Coursera, the largest MOOC platform, announced today that Richard Levin will be coming on board as CEO. Levin was president of Yale University for 20 years before stepping down in 2013.
“Technology,” Levin said in the press release, “now gives us the means to extend the reach of high quality education around the world and to provide millions of people with access to learning and opportunities for advancement. Coursera is at the front of this effort, with a stellar team, a remarkable growth trajectory, and a purpose that is an unmitigated public good.”
Levin first made contact with the company a few months ago as an advisor to Coursera co-founders Daphne Koller and Andrew Ng. The company currently partners with 108 educational institutions in 19 countries. They offer 600 free courses to 7 million users from every country in the world.
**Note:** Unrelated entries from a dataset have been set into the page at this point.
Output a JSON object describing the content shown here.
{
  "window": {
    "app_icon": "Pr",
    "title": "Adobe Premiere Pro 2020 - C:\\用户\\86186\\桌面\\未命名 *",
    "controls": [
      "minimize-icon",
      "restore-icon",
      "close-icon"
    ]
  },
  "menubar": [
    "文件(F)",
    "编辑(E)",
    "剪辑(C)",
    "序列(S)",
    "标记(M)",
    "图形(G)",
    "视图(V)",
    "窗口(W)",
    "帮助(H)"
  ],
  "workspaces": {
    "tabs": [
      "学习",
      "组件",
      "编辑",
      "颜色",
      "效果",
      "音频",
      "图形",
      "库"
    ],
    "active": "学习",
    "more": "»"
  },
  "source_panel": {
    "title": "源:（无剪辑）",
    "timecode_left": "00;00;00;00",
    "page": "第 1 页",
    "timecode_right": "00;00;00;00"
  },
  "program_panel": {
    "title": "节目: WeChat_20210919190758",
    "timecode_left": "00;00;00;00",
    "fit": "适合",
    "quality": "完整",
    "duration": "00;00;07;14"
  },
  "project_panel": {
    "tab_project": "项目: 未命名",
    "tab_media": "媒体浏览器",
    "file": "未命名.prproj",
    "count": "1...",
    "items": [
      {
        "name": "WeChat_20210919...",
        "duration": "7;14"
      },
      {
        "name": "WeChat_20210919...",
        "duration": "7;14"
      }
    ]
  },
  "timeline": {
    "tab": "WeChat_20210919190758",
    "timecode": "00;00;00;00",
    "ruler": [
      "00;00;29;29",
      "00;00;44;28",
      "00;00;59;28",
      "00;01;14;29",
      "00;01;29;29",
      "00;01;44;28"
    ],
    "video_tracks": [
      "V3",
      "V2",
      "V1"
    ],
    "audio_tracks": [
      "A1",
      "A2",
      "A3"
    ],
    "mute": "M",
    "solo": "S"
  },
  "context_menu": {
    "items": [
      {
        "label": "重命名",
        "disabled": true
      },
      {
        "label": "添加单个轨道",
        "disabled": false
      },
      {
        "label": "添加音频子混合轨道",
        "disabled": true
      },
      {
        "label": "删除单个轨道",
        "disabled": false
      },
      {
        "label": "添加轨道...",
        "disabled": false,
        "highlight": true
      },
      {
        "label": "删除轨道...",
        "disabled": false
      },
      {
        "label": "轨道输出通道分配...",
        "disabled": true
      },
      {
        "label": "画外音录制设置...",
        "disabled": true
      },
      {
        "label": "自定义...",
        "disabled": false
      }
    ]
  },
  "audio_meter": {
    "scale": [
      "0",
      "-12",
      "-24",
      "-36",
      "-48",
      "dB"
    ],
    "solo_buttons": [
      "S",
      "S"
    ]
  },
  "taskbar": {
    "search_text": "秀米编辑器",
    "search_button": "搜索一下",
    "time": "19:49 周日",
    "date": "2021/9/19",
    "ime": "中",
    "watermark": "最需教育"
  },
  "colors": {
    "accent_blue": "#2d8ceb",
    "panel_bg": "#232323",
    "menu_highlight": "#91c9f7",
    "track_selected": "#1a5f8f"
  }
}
Despite this success, Coursera, along with all other MOOC platforms, faces major existential issues. Levin is well suited to tackle them. “Levin’s a major fundraiser, so this could see Coursera win far larger amounts of VC and other support,” Bryan Alexander, the senior fellow for the National Institute for Technology in Liberal Education and a futurist specializing in learning and technology, commented on the announcement. “He’s also a consulting economist, so he’s probably going to try and solve the xMOOC economic sustainability problem.” (Alexander uses “xMOOC” to refer to the courses created by the big MOOC platforms, as opposed to cMOOCs organized independently around the web).
The money problem is a big one. Coursera’s growth so far has been funded by investment. They have been experimenting with different ways to attract revenue. Advertising, the most obvious choice, would likely be off-putting to students and university partners. At the end of 2012, Coursera announced a recruitment service, where employers would pay for access to users. But this didn’t get much traction.
A little over a year ago, they introduced a “Signature Track,” which provides learners verification of their identity and course completion for a fee. Nine months later they announced $1 million in revenue from Signature Track.
But that compares to $85 million in investment that the company has already taken on, from venture capitalists who expect large returns. It also translates into a 4/10 of one percent adoption rate, with just 25,000 of 7 million users opting to pay. Successful “freemium” companies, which offer some services for free and others for pay, typically have 2 to 4 percent paying users–five to ten times more than Coursera is reporting. In order to be sustainable, Coursera needs a lot more paying customers.
The second, and related, big looming question has to do with Coursera’s relationship to the educational establishment. Its university partners, which include some of the most prestigious institutions in the world, have shouldered most of the cost and effort of content creation, which can be as much as $50,000 per course. Supervising a MOOC with tens of thousands of students can be a lot of work for professors and TAs.
Their return on this investment is still unclear. Is it primarily a way of attracting new students (an example of the “freemium” model applied to universities)? Or piloting new ways to teach? There are questions about intellectual property–does a professor who leaves one university get to take her MOOCs with her? Some universities have repurposed Coursera content in for-credit offerings. Does the Coursera signature track compete with their own continuing education courses?
Attracting new partners was easy when MOOCs were the flavor of the month, but going forward Coursera will need to provide a solid value proposition to its universities and convince them that their missions are aligned. It is here that Levin can really shine. He’s not the first university president to join an edtech startup–Bob Kerrey, who went from the New School to Minerva, is another example. But, as Alexander says, “It’s a serious commitment from this guy, who has a global reputation.”